• What you need to do: Nothing in the records should differ when they are repeated. Restate them word for word.

• Input:
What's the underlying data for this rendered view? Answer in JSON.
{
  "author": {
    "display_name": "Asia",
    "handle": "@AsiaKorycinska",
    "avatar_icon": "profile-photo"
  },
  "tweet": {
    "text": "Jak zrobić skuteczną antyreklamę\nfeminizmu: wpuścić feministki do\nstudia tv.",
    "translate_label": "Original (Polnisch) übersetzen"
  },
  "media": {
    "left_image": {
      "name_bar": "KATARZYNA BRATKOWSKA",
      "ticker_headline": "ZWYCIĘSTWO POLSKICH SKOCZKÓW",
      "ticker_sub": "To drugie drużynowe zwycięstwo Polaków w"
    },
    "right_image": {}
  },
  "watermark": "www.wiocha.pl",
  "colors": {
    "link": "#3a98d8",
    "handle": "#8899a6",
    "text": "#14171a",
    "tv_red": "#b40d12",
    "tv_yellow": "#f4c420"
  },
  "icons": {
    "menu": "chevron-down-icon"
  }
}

• Expected answer:
What's the underlying data for this rendered view? Answer in JSON.
{
  "author": {
    "display_name": "Asia",
    "handle": "@AsiaKorycinska",
    "avatar_icon": "profile-photo"
  },
  "tweet": {
    "text": "Jak zrobić skuteczną antyreklamę\nfeminizmu: wpuścić feministki do\nstudia tv.",
    "translate_label": "Original (Polnisch) übersetzen"
  },
  "media": {
    "left_image": {
      "name_bar": "KATARZYNA BRATKOWSKA",
      "ticker_headline": "ZWYCIĘSTWO POLSKICH SKOCZKÓW",
      "ticker_sub": "To drugie drużynowe zwycięstwo Polaków w"
    },
    "right_image": {}
  },
  "watermark": "www.wiocha.pl",
  "colors": {
    "link": "#3a98d8",
    "handle": "#8899a6",
    "text": "#14171a",
    "tv_red": "#b40d12",
    "tv_yellow": "#f4c420"
  },
  "icons": {
    "menu": "chevron-down-icon"
  }
}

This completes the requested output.